Snowzilla, snowmageddon, snowpocalypse… call it what you will, we had a fair smattering of the stuff recently (together with some strong cold winds). Indeed, just over the way from us in Central Park here in New York, the weather people recorded the second highest snowfall (26.8”) since early-February 2006. And now it is melting – with a vengeance.
To kick off, I should like to congratulate David Abraham for all the coverage his book “The Elements of Power” has received. And I understand he addressed guests at the Association’s dinner here in NY recently. I am only sorry that I was unable to attend. And I understand from reading the press that we now have a number of new elements. Whether they are “of Power”, I know not. But I understand that they are being looked at in this edition of The Crucible.
It’s always somewhat difficult to keep track of what’s happening here on a policy front that may concern minor metals. However, I always think it is a good idea to look out for what the U.S. Senate Committee on Energy & Natural Resources has been up to. And, indeed, back on January 19, the Committee, under the chair of Senator Murkowski of Alaska, held a “Hearing to examine the near-term outlook for energy and commodity markets.”
Needless to say, oil was a major topic of discussion. As were both wind and solar energy. (I think that Members will probably already have noted that, back in December, as part of the same $1.15 trillion federal spending bill that lifted the 40-year ban on oil exports from the U.S., federal subsidies for renewable energy, which includes both solar and wind, were extended.)
For Members of the MMTA, probably the most interesting testimony was that of Daniel McGroarty of Carmot Strategic Group. Mr McGroarty has, over the past several years, appeared before a number of committees on Capitol Hill. Amongst other things, in his words, he consults “to the Institute for Defense Analyses (IDA), which supports the Departments of Defense and Homeland Security, the Joint Chiefs’ Joint Staff and the Intelligence Community on issues related to strategic materials and resource security.”
The case he put forward was that, “of critical metals and minerals, the U.S. is deeply dependent – and growing more so” and there is the need to reverse the country’s “resource dependency.” While “[we] used to call them “minor metals” we are in the midst of a materials science revolution – and access to the minor metals is taking on major implications.”
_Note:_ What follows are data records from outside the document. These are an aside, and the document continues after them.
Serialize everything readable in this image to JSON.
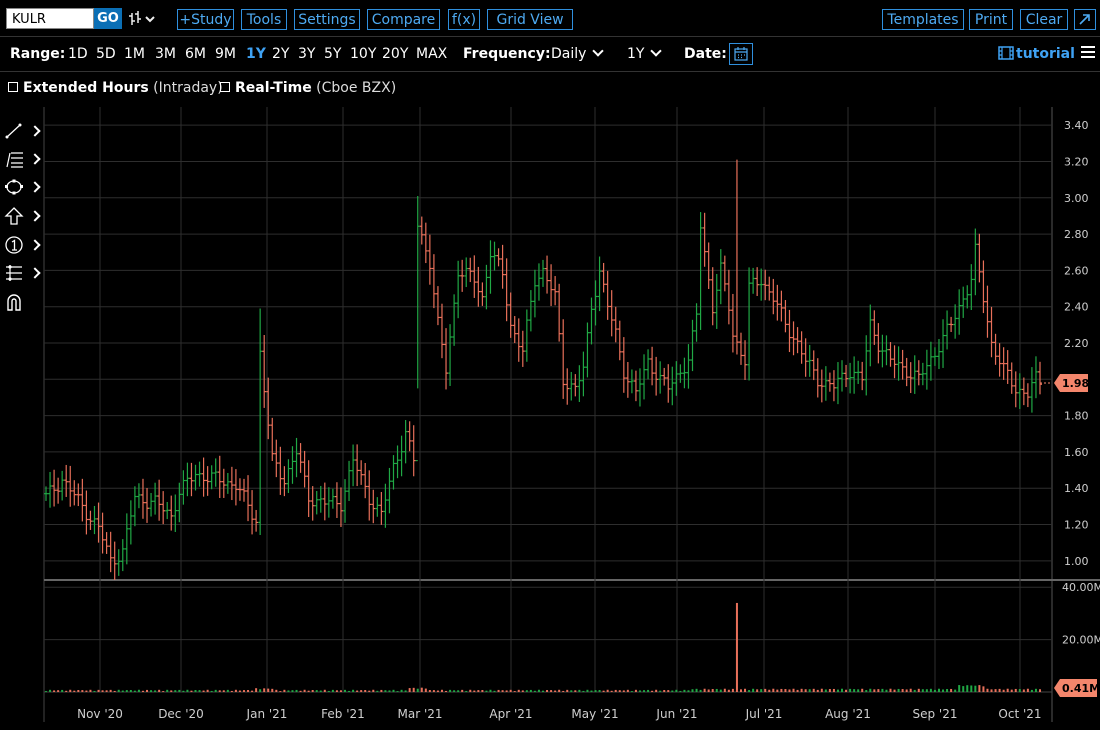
{
  "toolbar": {
    "symbol": "KULR",
    "go_label": "GO",
    "buttons": {
      "study": "+Study",
      "tools": "Tools",
      "settings": "Settings",
      "compare": "Compare",
      "fx": "f(x)",
      "grid_view": "Grid View",
      "templates": "Templates",
      "print": "Print",
      "clear": "Clear"
    }
  },
  "range_bar": {
    "range_label": "Range:",
    "ranges": [
      "1D",
      "5D",
      "1M",
      "3M",
      "6M",
      "9M",
      "1Y",
      "2Y",
      "3Y",
      "5Y",
      "10Y",
      "20Y",
      "MAX"
    ],
    "selected_range": "1Y",
    "frequency_label": "Frequency:",
    "frequency_value": "Daily",
    "period_value": "1Y",
    "date_label": "Date:",
    "tutorial_label": "tutorial"
  },
  "options": {
    "extended_hours_label": "Extended Hours",
    "extended_hours_note": "(Intraday)",
    "extended_hours_checked": false,
    "realtime_label": "Real-Time",
    "realtime_note": "(Cboe BZX)",
    "realtime_checked": false
  },
  "drawing_tools": [
    "line-tool-icon",
    "fib-tool-icon",
    "shape-tool-icon",
    "arrow-tool-icon",
    "annotation-tool-icon",
    "measure-tool-icon",
    "magnet-icon"
  ],
  "colors": {
    "up": "#20a845",
    "down": "#e8705a",
    "grid": "#2e2e2e",
    "accent": "#3fa2f4",
    "price_tag": "#f4866c"
  },
  "chart_data": {
    "type": "ohlc",
    "symbol": "KULR",
    "x_ticks": [
      "Nov '20",
      "Dec '20",
      "Jan '21",
      "Feb '21",
      "Mar '21",
      "Apr '21",
      "May '21",
      "Jun '21",
      "Jul '21",
      "Aug '21",
      "Sep '21",
      "Oct '21"
    ],
    "price_ticks": [
      "3.40",
      "3.20",
      "3.00",
      "2.80",
      "2.60",
      "2.40",
      "2.20",
      "2.00",
      "1.80",
      "1.60",
      "1.40",
      "1.20",
      "1.00"
    ],
    "ylim": [
      0.9,
      3.5
    ],
    "volume_ticks": [
      "40.00M",
      "20.00M"
    ],
    "volume_ylim": [
      0,
      42
    ],
    "last_price": "1.98",
    "last_volume": "0.41M",
    "volume_unit": "M",
    "price_anchors": [
      [
        0,
        1.35
      ],
      [
        4,
        1.45
      ],
      [
        9,
        1.3
      ],
      [
        13,
        1.18
      ],
      [
        16,
        1.0
      ],
      [
        19,
        1.05
      ],
      [
        22,
        1.35
      ],
      [
        27,
        1.32
      ],
      [
        31,
        1.25
      ],
      [
        33,
        1.38
      ],
      [
        37,
        1.48
      ],
      [
        42,
        1.45
      ],
      [
        47,
        1.42
      ],
      [
        52,
        1.22
      ],
      [
        53,
        2.15
      ],
      [
        56,
        1.55
      ],
      [
        59,
        1.45
      ],
      [
        62,
        1.6
      ],
      [
        65,
        1.35
      ],
      [
        69,
        1.32
      ],
      [
        73,
        1.32
      ],
      [
        76,
        1.55
      ],
      [
        80,
        1.35
      ],
      [
        83,
        1.25
      ],
      [
        86,
        1.52
      ],
      [
        89,
        1.7
      ],
      [
        91,
        1.55
      ],
      [
        92,
        2.85
      ],
      [
        95,
        2.65
      ],
      [
        97,
        2.3
      ],
      [
        99,
        2.05
      ],
      [
        102,
        2.6
      ],
      [
        106,
        2.55
      ],
      [
        108,
        2.45
      ],
      [
        110,
        2.7
      ],
      [
        113,
        2.58
      ],
      [
        115,
        2.3
      ],
      [
        118,
        2.15
      ],
      [
        121,
        2.55
      ],
      [
        123,
        2.6
      ],
      [
        126,
        2.45
      ],
      [
        128,
        2.0
      ],
      [
        131,
        1.95
      ],
      [
        133,
        2.05
      ],
      [
        135,
        2.4
      ],
      [
        137,
        2.6
      ],
      [
        139,
        2.4
      ],
      [
        141,
        2.25
      ],
      [
        143,
        2.05
      ],
      [
        146,
        1.92
      ],
      [
        149,
        2.1
      ],
      [
        152,
        2.0
      ],
      [
        154,
        1.95
      ],
      [
        157,
        2.05
      ],
      [
        159,
        2.1
      ],
      [
        161,
        2.35
      ],
      [
        162,
        2.85
      ],
      [
        165,
        2.4
      ],
      [
        167,
        2.6
      ],
      [
        169,
        2.4
      ],
      [
        170,
        2.25
      ],
      [
        171,
        2.2
      ],
      [
        173,
        2.1
      ],
      [
        174,
        2.5
      ],
      [
        177,
        2.55
      ],
      [
        180,
        2.45
      ],
      [
        183,
        2.3
      ],
      [
        186,
        2.2
      ],
      [
        188,
        2.1
      ],
      [
        191,
        2.0
      ],
      [
        195,
        1.96
      ],
      [
        199,
        2.05
      ],
      [
        202,
        2.0
      ],
      [
        204,
        2.3
      ],
      [
        206,
        2.2
      ],
      [
        209,
        2.1
      ],
      [
        213,
        2.05
      ],
      [
        216,
        2.0
      ],
      [
        220,
        2.15
      ],
      [
        224,
        2.3
      ],
      [
        227,
        2.45
      ],
      [
        229,
        2.55
      ],
      [
        230,
        2.7
      ],
      [
        232,
        2.45
      ],
      [
        234,
        2.2
      ],
      [
        237,
        2.05
      ],
      [
        240,
        1.95
      ],
      [
        243,
        1.92
      ],
      [
        245,
        2.0
      ],
      [
        246,
        1.98
      ]
    ],
    "volume_spike": {
      "date": "Jun '21",
      "value": 34.0
    }
  }
}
In an energy context (solar PVs and, in addition, TVs), some of the metals he singled out were: indium, selenium and gallium. And, while describing the list of minor metals as being “long”, others he mentioned (in particular in relation to defense) included: rhenium (jet turbines), electrolytic manganese and rare earths.
More could be done, he said, “to encourage recycling of rare metals : reclamation from scrap laptops and cellphones – so-called urban mining – and also from fly ash and mining waste piles of all types, where techniques employed 50 and 100 years ago left behind metals and minerals no one needed then, but which are critical now.”
He made the point that it is all very well to seek substitutes to “rare metals” (and we should continue to do so), but that we should also be aware that the metals we are trying to substitute may themselves be substitutes for “scarce metals from earlier decades” and that we may just be swapping one dependency for another.
Summed up, his message was: “let’s recycle, reclaim and seek substitutes, but let’s also recognize there is no way out of our dependency without added production.”
As for Mr McGroarty’s near-term outlook for commodity markets, he used but a single word “bleak”. But, he said, “pricing will come back.” Thanks, Mr McGroarty!
Seriously, though, it is well worth looking at both his and the other testimonies at the hearing, especially that of Adam Sieminski of the U.S. Energy Information Administration at the U.S. Department of Energy.
And, on that note, from a slushy, sloppy New York, I remain, with very belated best wishes for a 2016 to MMTA Members everywhere.
Tom Butcher, January 28th, 2016